In addition to the Taliban, Pompeo named the Haqqanis, the Tora Bora, and the Mullah Dadullah group as part of Iran’s proxy network in Afghanistan. Long considered the Taliban’s military arm, the Haqqani network is well integrated in the insurgent organization while the other two are largely seen as insignificant splinters.
However, Taliban spokesman Suhail Shaheen dismissed fears that tensions between Tehran and Washington will threaten their talks with the United States. "The developments will not have [a] negative impact on the peace process because the [U.S.-Taliban] peace agreement is finalized and only remains to be signed [by the two sides]," he told VOA.
In a move hinting at the Taliban’s keenness to avoid being used by Iran, the insurgents this week appointed former top military commander Mullah Abdul Qayum Zakir to lead their forces in northeastern Afghanistan. In the years following the 2014 departure of most NATO troops from Afghanistan, Zakir, who also hails from Helmand, visited Iran repeatedly and is considered an architect of the group’s relations with Tehran. As a close confidant of the movement’s founder, Mullah Omar, Zakir retains considerable influence but was apparently sidelined from a leadership role in recent years.

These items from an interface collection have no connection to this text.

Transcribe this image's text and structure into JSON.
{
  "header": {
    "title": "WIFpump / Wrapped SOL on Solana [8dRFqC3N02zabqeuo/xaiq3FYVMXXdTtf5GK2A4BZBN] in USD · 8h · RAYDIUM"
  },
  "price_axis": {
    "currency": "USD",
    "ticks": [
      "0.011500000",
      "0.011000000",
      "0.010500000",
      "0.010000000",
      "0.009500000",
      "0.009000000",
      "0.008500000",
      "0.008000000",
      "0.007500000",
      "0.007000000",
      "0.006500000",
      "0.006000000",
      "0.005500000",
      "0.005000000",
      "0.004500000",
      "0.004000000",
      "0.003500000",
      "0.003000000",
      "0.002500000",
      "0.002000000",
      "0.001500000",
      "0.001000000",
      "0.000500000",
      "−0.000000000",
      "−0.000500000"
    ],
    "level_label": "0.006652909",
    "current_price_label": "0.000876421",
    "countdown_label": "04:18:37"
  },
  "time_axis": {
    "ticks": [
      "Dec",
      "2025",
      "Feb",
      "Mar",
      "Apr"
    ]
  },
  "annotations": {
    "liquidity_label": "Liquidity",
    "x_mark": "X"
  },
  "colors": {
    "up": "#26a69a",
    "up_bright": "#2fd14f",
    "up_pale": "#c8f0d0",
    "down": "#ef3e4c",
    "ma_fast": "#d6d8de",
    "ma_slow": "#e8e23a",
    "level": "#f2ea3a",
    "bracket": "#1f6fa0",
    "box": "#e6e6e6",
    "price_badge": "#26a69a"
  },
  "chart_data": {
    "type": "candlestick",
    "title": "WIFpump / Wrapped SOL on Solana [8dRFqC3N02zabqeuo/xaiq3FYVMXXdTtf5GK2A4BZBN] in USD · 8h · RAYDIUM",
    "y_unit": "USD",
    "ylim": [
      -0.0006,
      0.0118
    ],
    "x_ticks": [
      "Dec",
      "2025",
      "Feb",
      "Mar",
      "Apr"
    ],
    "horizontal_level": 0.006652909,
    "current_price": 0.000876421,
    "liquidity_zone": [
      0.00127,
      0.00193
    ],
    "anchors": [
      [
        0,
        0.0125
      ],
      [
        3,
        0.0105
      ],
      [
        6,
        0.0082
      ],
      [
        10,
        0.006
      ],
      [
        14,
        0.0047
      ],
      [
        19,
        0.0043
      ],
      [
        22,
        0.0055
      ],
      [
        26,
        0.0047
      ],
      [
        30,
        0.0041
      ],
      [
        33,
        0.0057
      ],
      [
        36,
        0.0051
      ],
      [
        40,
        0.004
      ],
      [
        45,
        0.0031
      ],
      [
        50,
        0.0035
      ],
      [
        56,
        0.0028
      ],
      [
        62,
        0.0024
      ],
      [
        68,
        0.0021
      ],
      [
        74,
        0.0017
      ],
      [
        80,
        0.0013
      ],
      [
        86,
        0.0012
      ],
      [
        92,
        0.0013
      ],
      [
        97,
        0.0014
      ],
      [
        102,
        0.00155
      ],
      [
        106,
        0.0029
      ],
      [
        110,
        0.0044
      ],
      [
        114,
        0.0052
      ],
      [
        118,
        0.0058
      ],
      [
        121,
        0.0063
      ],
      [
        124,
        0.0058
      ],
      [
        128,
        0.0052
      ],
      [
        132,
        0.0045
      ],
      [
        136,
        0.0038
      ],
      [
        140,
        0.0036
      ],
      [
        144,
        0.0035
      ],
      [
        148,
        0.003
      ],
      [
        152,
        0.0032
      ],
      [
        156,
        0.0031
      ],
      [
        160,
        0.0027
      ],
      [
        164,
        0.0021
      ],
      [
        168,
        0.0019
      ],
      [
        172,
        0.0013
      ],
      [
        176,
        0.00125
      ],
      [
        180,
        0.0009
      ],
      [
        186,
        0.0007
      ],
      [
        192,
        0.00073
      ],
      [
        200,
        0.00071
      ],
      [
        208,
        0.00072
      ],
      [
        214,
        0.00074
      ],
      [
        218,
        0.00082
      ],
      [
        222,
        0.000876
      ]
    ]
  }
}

The Taliban were on the brink of war with Iran in 1998. Tehran moved tens of thousands of troops to the border with Afghanistan after Iranian diplomats had been killed during the brief Taliban capture of Mazar-e Sharif, a city in northern Afghanistan. The two eventually avoided war, but Tehran supported the anti-Taliban factions united in the Northern Alliance.
Tehran extended quiet support to the U.S. attack on the Taliban regime in late 2001. But it turned against U.S. military presence after U.S. President George W. Bush declared Iran to be part of an “axis of evil” in 2002.
Soleimani’s Quds Force gradually developed links with the Taliban that deepened and strengthened after their insurgency expanded in the years following 2003.
In May 2016, the United States killed late Taliban leader Akhtar Mohammad Mansur in Pakistan’s southwestern Balochistan Province after returning from a trip to Iran. In recent years, Western and Afghan officials have repeatedly accused Tehran of supporting the Taliban with weapons and safe havens. Iranian officials have denied such accusations.
The covert alliance between the Taliban and Iran has prevented the ultra-radical Islamic State militants from establishing a foothold in western and southern Afghan provinces near the 900-kilometer-long border with Iran.